Indexed on: 06 May '15Published on: 06 May '15Published in: Applied physiology, nutrition, and metabolism = Physiologie appliquee, nutrition et metabolisme
This study characterized the impact of high-intensity interval training on the kinetics of blood lactate and performance in trained boys and men. Twenty-one boys (11.4 ± 0.8 years) and 19 men (29.4 ± 5.0 years) performed a set of four 30-s sprints with 2-min of rest and a single 30-s sprint on 2 separate occasions (randomized order) with assessment of performance. Blood lactate was assayed after each sprint and during 30 min of recovery from both tests. The individual time-curves of blood lactate concentration were fitted to the biexponential function as follows: [Formula: see text], where the velocity parameters γ1 and γ2 reflect the capacity to release lactate from the previously active muscle into the blood and to subsequently eliminate lactate from the organism, respectively. In both tests, peak blood lactate concentration was significantly lower in the boys (four 30-s sprints: 12.2 ± 3.6 mmol·L(-1); single 30-s sprint: 8.7 ± 1.8 mmol·L(-1)) than men (four 30-s sprints: 16.1 ± 3.3 mmol·L(-1); single 30-s sprint: 11.5 ± 2.1; p < 0.001). The boys exhibited faster γ1 (1.4531 ± 0.65 min; p < 0.001) and γ2 (0.059 ± 0.023 min; p = 0.01) in the single 30-s sprint and faster γ2 (0.049 ± 0.016 min; p = 0.01) in the four 30-s sprints.
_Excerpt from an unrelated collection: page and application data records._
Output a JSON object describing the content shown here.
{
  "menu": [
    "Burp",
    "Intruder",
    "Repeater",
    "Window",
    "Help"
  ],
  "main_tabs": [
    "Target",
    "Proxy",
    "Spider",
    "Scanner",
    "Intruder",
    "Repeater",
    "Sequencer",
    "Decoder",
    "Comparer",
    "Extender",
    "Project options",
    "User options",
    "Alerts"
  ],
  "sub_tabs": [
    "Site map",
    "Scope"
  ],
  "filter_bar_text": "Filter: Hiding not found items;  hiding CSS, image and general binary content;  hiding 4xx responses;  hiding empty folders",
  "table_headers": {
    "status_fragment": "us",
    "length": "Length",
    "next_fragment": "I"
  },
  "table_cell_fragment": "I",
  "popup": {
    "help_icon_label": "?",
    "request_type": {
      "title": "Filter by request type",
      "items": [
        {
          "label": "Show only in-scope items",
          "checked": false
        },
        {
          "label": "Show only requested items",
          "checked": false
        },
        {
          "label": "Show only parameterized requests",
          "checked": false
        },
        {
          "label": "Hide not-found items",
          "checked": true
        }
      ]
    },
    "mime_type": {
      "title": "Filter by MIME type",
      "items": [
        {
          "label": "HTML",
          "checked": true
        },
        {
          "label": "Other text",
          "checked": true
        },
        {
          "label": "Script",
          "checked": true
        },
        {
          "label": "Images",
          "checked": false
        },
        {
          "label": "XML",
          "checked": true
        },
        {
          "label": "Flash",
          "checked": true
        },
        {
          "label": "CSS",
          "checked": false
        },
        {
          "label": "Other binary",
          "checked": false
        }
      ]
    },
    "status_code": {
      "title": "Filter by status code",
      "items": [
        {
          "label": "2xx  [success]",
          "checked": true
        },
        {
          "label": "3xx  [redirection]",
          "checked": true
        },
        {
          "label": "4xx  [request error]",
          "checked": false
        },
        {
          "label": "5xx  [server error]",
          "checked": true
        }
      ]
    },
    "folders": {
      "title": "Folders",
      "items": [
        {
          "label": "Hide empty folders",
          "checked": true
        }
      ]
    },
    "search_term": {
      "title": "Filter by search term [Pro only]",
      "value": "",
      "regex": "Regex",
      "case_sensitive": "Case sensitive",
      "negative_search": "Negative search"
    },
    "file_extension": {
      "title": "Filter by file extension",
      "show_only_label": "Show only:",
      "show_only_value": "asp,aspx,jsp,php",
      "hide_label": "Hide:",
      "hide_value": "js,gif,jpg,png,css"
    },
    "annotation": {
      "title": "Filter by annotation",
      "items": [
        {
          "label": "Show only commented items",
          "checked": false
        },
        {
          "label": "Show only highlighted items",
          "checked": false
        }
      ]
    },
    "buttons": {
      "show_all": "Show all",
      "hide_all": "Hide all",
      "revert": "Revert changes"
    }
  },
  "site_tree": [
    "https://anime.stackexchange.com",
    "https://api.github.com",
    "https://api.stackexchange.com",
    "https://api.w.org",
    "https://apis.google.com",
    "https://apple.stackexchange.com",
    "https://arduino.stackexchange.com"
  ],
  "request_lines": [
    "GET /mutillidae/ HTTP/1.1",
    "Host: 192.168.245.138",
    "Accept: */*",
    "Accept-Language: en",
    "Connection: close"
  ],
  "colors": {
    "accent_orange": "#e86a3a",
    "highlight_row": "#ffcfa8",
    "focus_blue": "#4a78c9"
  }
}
The worsening of performance from the first to the last of the four 30-s sprints was less pronounced in boys (9.2% ± 13.9%) than men (19.2% ± 11.5%; p = 0.01). In the present study boys, when compared with men, exhibited lower Peak blood lactate concentration; less pronounced decline in performance during the sprints concomitantly with more rapid release and elimination during the single 30-s sprint; and faster elimination of lactate following the four 30-s sprints.